**EXERCISE BRIEF:** Would you please copy every line below that includes the string "time"?

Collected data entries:

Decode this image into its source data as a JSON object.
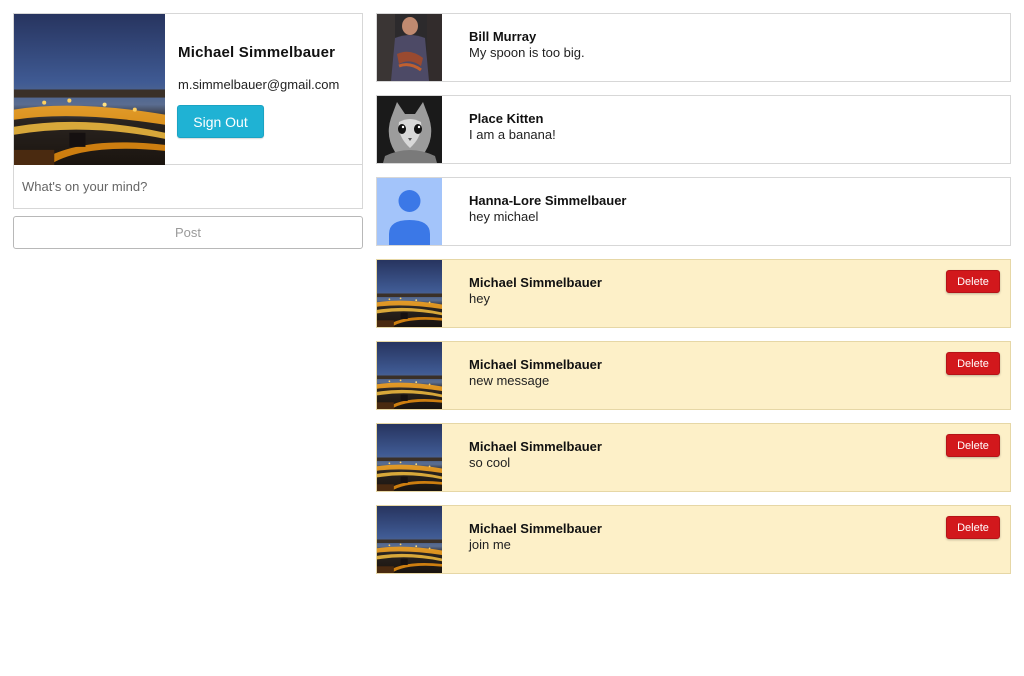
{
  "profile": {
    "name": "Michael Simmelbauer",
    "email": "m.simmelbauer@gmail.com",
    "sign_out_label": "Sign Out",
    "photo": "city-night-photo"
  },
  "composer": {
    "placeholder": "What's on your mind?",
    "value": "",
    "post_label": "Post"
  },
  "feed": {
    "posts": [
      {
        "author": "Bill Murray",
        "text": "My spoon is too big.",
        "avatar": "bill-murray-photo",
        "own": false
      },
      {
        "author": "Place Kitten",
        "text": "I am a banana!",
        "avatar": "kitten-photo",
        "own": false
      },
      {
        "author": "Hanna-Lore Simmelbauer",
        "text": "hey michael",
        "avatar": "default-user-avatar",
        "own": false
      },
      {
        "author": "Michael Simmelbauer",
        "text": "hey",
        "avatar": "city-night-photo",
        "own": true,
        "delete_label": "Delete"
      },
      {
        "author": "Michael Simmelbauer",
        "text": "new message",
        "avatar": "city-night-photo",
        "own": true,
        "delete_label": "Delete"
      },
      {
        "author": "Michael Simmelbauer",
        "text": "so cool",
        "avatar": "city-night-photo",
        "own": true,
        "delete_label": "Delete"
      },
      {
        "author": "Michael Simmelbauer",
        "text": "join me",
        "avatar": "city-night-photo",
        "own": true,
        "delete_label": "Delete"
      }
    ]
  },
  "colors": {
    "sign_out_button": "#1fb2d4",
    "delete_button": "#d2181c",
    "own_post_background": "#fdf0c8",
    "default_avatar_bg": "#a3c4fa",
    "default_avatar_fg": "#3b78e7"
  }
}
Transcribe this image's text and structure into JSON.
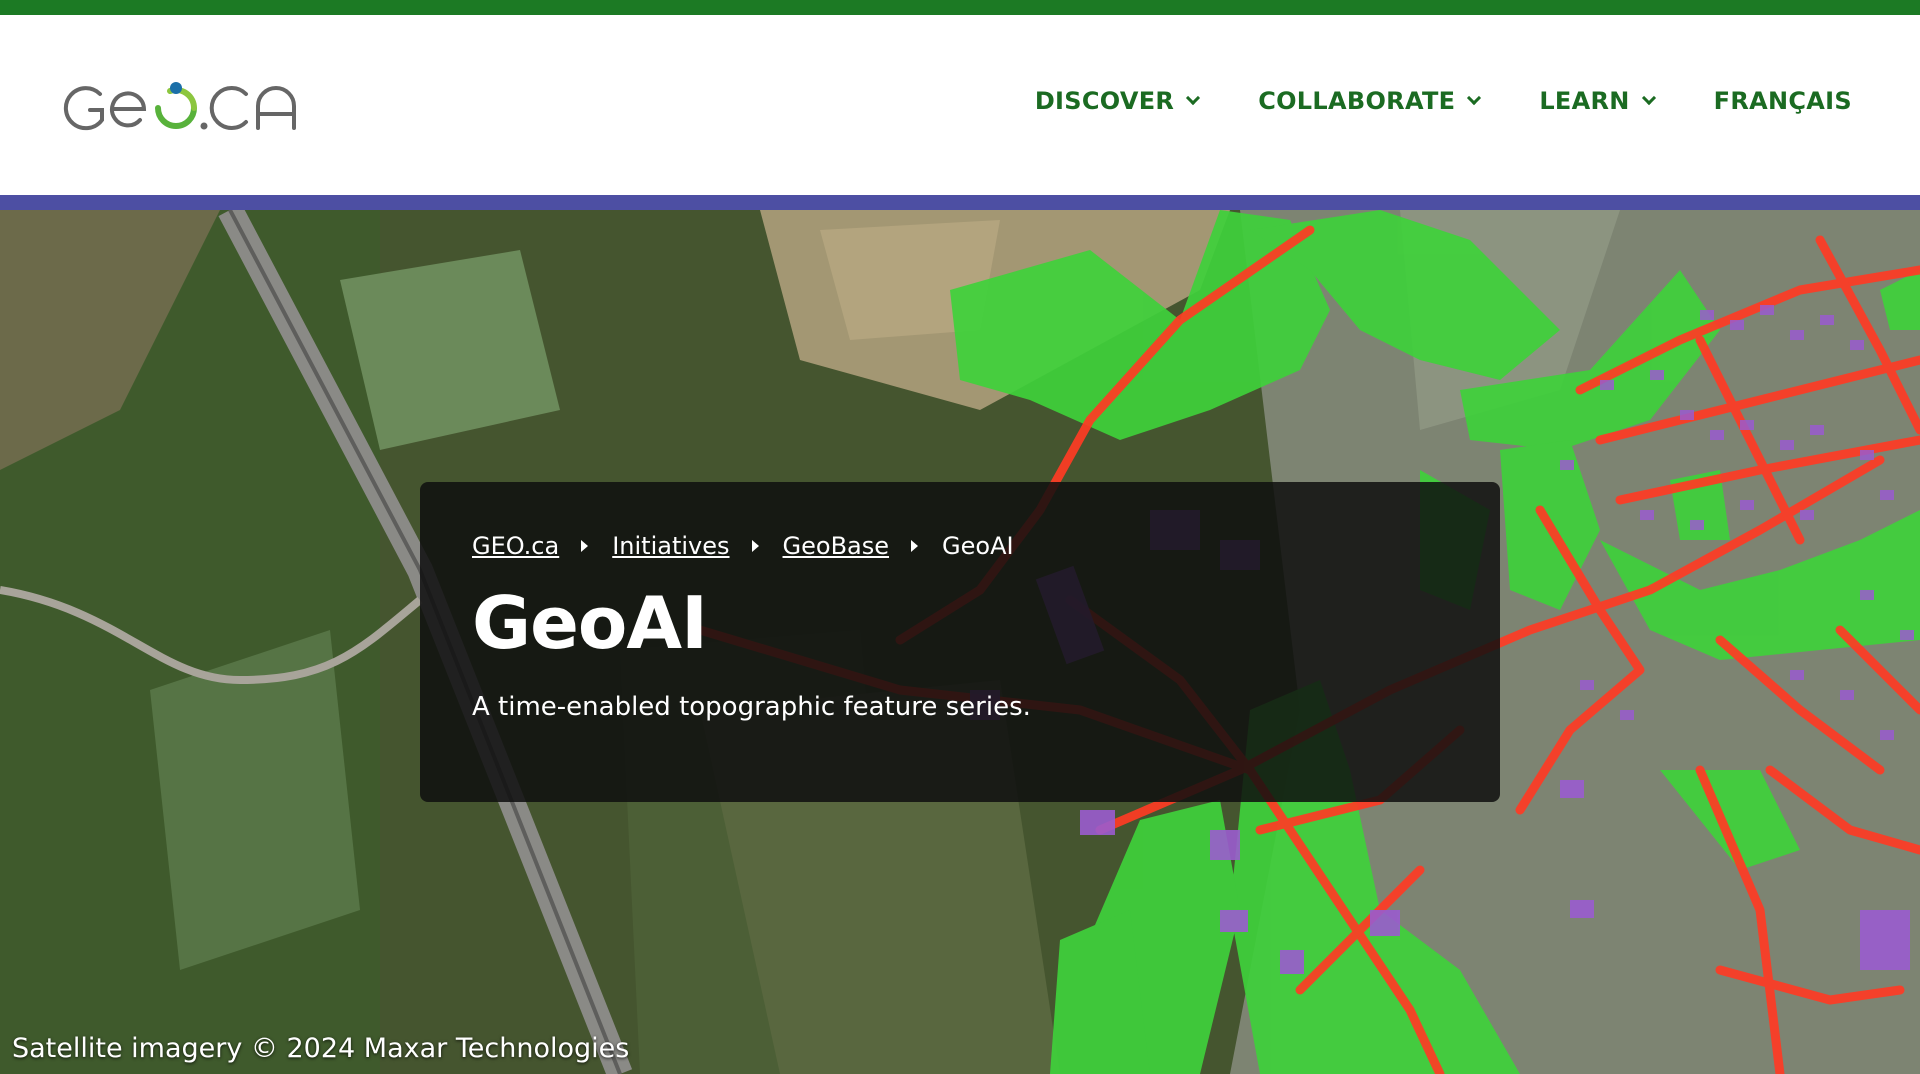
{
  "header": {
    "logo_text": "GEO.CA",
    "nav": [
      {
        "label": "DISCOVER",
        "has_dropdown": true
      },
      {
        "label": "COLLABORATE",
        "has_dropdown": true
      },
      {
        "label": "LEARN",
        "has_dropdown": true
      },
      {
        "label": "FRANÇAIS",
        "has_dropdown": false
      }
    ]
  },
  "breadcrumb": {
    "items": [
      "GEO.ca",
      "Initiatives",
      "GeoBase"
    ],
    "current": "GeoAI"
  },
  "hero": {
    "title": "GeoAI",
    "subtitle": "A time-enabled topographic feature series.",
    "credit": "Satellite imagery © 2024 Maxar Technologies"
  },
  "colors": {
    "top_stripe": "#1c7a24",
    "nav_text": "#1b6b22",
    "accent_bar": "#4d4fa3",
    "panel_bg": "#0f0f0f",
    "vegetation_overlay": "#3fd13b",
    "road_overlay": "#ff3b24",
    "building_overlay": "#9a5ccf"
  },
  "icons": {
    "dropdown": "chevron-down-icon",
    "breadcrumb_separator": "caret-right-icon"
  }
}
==
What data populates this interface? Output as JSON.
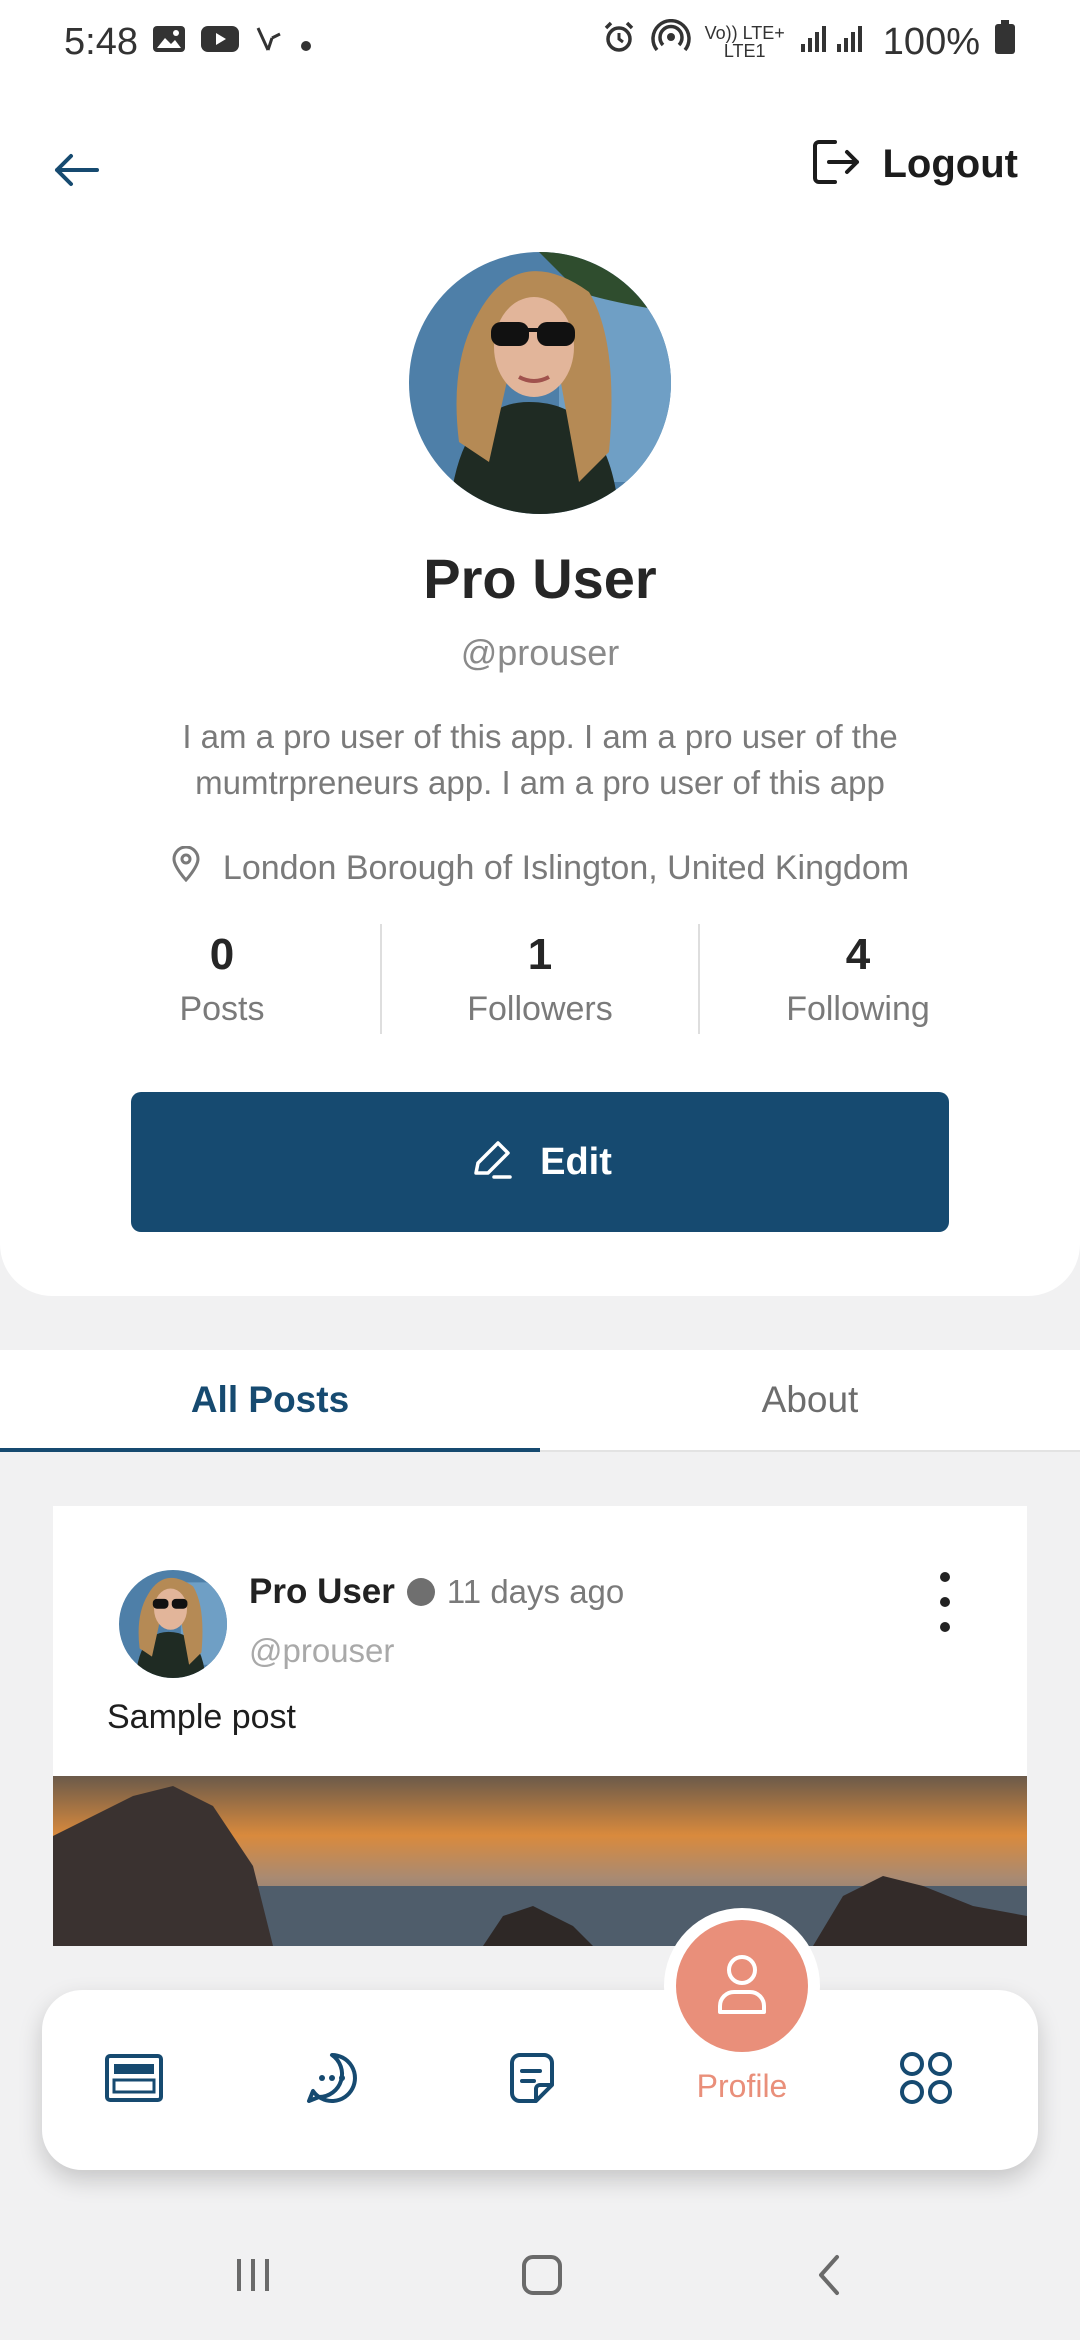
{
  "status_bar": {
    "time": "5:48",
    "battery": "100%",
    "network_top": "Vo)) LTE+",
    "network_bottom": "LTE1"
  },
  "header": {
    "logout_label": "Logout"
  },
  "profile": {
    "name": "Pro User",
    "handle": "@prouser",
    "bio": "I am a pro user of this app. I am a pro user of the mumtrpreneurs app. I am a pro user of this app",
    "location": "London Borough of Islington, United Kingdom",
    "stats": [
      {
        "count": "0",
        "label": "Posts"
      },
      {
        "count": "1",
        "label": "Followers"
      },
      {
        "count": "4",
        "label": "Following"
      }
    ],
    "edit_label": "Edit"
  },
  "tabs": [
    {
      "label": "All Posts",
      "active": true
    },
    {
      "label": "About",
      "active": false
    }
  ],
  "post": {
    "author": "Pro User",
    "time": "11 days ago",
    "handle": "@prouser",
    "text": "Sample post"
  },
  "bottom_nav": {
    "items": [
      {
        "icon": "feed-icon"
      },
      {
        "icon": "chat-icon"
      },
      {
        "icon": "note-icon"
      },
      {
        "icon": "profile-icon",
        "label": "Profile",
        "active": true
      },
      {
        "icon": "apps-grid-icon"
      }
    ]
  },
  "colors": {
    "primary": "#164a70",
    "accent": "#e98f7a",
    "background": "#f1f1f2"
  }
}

**SOLUTION TO THE PROBLEM:**
    "subtitle": "A time-enabled topographic feature series.",
    "time": "5:48",
    "time": "11 days ago",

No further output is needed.